The Court on its own motion reconvened the sentencing hearing the next day. Relying on United States v. Brown, 903 F.2d 540 (8th Cir. 1990) (remand necessary because district court erroneously believed it lacked discretion to depart from career-offender guideline sentence overrepresenting criminal history), and United States v. Brittman, 750 F. Supp. 388 (E.D. Ark. 1990) (downward departure warranted because career-offender provision overrepresented defendant's criminal history), the Court concluded it had the power to depart based on U.S.S.G. Sec. 4A1.3 (Adequacy of Criminal History Category).

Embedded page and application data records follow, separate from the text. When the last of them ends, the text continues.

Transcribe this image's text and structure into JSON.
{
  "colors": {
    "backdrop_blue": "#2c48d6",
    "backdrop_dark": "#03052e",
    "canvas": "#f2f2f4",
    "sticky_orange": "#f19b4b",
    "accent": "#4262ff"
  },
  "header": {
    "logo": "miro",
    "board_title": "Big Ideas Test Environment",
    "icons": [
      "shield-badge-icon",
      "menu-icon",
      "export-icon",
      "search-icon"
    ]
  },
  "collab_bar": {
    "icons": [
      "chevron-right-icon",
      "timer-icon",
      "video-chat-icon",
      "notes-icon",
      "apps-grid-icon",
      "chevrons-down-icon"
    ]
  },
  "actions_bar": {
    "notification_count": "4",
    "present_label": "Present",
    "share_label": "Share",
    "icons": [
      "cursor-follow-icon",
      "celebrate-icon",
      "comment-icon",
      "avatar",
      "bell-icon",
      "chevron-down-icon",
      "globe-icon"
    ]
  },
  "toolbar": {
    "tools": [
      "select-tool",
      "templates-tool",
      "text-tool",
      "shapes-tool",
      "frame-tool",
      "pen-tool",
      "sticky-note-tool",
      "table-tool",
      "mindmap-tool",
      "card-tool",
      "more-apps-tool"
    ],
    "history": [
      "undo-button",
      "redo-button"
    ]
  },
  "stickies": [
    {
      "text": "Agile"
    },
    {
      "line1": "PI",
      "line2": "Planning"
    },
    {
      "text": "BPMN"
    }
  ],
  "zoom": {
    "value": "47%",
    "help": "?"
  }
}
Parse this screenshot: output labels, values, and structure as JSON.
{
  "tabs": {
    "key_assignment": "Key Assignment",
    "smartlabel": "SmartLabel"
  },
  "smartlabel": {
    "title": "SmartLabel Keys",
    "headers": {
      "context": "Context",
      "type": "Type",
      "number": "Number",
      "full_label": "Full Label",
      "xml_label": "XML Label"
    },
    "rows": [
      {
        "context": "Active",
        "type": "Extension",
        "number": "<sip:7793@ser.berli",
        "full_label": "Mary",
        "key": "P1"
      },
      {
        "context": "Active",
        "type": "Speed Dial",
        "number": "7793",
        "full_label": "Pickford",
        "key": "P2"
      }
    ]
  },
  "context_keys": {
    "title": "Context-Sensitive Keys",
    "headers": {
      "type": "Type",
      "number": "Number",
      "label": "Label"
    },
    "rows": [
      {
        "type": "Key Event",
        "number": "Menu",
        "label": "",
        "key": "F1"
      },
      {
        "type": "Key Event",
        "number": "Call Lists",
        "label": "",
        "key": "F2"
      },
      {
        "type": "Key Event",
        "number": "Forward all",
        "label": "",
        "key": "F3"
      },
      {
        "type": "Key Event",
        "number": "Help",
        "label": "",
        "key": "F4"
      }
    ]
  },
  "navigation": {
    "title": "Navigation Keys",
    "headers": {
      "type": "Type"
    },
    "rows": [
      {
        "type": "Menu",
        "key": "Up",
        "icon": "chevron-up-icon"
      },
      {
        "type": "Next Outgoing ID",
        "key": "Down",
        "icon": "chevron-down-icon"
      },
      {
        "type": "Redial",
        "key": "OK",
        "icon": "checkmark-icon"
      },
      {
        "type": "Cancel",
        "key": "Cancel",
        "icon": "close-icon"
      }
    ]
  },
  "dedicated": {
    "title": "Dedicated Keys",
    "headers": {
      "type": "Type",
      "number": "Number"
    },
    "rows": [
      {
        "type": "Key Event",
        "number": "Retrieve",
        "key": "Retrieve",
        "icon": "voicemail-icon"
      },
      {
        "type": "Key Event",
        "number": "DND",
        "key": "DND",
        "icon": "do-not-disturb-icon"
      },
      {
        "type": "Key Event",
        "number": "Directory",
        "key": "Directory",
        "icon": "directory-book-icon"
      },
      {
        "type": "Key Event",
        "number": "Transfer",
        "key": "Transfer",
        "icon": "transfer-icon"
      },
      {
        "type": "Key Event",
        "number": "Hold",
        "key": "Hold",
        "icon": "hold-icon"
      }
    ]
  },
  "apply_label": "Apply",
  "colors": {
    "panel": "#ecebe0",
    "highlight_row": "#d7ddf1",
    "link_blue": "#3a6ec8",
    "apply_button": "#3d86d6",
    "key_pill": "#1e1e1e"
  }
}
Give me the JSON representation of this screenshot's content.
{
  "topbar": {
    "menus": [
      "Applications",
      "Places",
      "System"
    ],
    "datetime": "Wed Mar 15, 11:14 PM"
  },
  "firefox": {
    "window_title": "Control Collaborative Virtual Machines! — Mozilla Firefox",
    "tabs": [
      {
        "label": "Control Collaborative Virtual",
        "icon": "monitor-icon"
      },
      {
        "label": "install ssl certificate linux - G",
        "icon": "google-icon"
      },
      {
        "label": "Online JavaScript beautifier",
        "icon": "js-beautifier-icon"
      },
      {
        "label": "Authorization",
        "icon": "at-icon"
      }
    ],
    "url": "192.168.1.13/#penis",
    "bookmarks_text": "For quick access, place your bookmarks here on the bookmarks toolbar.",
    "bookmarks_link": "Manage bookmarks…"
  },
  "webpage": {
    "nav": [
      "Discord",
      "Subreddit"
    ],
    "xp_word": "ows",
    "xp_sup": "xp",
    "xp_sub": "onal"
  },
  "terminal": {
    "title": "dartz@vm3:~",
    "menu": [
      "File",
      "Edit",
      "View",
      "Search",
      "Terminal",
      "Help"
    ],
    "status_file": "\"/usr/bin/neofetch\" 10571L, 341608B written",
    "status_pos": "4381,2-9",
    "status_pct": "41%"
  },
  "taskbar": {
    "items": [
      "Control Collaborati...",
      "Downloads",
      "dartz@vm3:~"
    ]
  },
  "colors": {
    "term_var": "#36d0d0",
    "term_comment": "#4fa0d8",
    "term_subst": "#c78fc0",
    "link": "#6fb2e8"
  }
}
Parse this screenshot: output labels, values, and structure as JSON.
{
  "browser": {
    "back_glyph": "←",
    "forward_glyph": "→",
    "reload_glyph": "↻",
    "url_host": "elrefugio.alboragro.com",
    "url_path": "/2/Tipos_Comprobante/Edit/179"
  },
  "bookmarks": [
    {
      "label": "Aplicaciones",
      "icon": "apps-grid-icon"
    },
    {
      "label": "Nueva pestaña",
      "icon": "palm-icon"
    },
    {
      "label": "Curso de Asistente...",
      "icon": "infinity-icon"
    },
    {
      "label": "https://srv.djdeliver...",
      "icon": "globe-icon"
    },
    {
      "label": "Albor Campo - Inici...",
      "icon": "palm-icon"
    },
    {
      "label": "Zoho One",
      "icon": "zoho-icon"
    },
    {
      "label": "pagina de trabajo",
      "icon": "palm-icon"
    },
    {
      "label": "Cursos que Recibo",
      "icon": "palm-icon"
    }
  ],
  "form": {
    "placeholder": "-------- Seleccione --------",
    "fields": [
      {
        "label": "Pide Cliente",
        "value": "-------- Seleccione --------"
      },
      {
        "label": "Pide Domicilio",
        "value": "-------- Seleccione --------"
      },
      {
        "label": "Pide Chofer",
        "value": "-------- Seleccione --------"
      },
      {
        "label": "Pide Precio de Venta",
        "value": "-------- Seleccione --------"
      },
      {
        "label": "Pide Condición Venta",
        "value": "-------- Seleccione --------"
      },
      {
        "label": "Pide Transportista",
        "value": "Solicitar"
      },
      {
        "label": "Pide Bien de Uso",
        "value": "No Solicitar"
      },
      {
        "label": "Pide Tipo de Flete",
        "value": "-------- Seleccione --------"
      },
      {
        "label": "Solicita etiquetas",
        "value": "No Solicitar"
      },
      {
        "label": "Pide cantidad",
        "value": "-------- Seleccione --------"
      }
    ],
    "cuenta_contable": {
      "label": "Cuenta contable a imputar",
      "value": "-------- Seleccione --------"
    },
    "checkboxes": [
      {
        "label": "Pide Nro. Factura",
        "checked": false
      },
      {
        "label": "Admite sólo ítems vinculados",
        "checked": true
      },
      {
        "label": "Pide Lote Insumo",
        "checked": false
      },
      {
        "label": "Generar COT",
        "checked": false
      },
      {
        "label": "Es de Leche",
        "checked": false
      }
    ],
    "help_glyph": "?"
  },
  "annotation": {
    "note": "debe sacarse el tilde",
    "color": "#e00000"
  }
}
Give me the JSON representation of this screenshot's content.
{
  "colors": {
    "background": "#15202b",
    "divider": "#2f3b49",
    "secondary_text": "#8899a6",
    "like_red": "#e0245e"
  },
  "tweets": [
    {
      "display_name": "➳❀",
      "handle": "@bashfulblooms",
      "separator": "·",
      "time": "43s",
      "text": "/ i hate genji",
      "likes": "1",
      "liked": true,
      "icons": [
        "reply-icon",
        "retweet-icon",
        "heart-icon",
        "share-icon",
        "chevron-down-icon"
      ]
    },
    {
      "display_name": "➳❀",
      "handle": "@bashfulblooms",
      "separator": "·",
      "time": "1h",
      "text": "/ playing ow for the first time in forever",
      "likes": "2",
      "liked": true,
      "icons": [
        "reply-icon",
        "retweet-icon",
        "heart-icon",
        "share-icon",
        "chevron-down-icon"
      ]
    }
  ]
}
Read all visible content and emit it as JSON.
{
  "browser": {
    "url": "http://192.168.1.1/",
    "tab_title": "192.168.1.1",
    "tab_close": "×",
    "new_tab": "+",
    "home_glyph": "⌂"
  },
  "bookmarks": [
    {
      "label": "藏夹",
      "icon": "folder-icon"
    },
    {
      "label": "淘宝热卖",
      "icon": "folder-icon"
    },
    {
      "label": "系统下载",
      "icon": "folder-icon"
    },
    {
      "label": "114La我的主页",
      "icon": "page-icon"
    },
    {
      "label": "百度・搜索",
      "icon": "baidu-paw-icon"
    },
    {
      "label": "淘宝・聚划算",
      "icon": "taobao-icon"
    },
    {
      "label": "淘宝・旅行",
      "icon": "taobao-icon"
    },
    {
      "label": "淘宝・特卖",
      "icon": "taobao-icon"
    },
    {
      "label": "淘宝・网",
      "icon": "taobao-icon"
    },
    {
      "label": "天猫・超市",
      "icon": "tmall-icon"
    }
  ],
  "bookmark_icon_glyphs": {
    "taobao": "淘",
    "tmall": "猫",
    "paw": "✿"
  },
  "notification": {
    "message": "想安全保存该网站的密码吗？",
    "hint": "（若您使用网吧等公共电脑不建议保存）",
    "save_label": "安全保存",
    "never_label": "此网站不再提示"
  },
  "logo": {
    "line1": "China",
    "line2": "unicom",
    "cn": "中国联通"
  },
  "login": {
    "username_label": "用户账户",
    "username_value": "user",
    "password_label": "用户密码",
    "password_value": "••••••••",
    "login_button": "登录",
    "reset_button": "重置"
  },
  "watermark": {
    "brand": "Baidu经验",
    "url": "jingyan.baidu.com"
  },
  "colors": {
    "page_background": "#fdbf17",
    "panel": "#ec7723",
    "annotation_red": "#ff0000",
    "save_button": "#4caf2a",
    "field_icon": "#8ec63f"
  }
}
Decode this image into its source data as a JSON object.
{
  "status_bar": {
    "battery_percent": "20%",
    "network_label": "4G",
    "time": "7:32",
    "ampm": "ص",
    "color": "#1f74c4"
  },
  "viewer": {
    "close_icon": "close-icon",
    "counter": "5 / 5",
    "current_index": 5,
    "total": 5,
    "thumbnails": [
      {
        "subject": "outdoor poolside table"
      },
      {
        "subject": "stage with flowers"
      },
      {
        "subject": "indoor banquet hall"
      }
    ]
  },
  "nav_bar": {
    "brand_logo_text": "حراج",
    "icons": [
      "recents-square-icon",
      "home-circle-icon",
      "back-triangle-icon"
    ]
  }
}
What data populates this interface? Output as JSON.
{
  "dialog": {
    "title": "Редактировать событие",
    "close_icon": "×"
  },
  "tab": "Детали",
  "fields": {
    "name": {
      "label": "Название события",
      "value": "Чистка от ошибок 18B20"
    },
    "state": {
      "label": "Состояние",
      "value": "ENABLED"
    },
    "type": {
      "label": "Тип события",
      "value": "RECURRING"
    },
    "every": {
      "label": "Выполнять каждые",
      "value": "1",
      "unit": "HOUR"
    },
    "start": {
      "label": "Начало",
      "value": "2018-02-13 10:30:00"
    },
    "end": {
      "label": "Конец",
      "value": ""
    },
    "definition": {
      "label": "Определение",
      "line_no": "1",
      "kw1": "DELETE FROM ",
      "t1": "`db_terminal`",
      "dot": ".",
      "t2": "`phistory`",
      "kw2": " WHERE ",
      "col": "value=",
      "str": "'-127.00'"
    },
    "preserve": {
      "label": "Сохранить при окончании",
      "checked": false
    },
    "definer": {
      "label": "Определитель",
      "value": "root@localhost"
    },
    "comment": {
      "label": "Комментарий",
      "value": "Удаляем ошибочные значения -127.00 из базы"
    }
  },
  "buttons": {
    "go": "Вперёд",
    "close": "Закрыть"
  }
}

Reviewing Senior's criminal history, the Court observed that the state courts had treated Senior's three robberies "as more or less one criminal episode." Concurrent sentences were imposed for the three robberies, and the state paroled Senior after about three years. The Court further noted that the drug offenses Senior committed at age 24 were consolidated for sentencing, the sentences ran concurrently, and he was paroled after about eighteen months. The Court then departed from the guideline range and imposed the statutory minimum sentence of ten years.
In assessing the reasonableness of departures from the guideline range, this Court must evaluate, first, whether the circumstances relied upon are sufficiently "unusual" to warrant departure; second, "whether the district court clearly erred in finding the historical facts that could justify departure"; and, third, whether the sentence was reasonable, "giving due deference to the sentencing court's superior position and considering the statutory goals of sentencing." United States v. Smith, 909 F.2d 1164, 1169 (8th Cir. 1990) (downward departure from career-offender guideline range justified by mitigating circumstances of defendant's criminal career), cert. denied, --- U.S. ----, 111 S. Ct. 691, 112 L. Ed. 2d 682 (1991).
We think the District Court correctly held that the overstatement of the seriousness of Senior's criminal history was a circumstance unusual enough to warrant departure. See Brown, 903 F.2d at 544-45. The Court considered the historical facts of Senior's criminal career, including his age when he committed the offenses, the proximity in time of the robberies and of the drug offenses, and the state's assessment of the seriousness of Senior's crimes as reflected by the state courts' handling of sentencing and by the length of time Senior actually served. It was permissible for the District Court to determine that these facts warranted departure. See Smith, 909 F.2d at 1169-70 (downward departure justified where defendant was young when he committed crimes, his career was brief, and his burglary and drug offenses were relatively minor).
Finally, because the District Court based its sentence on the guideline range2 which would have applied absent the overstatement of Senior's criminal history, the sentence is reasonable, see U.S.S.G. Sec. 4A1.3 ("In considering a departure under this provision, the Commission intends that the court use, as a reference, the guideline range for a defendant with a higher or lower criminal history category, as applicable"). The sentence satisfies the statutory purposes of just punishment and deterrence, see 18 U.S.C. § 3553(a) (2). Senior will have to serve the whole ten years, with only about 15 per cent. of the time off for good behavior.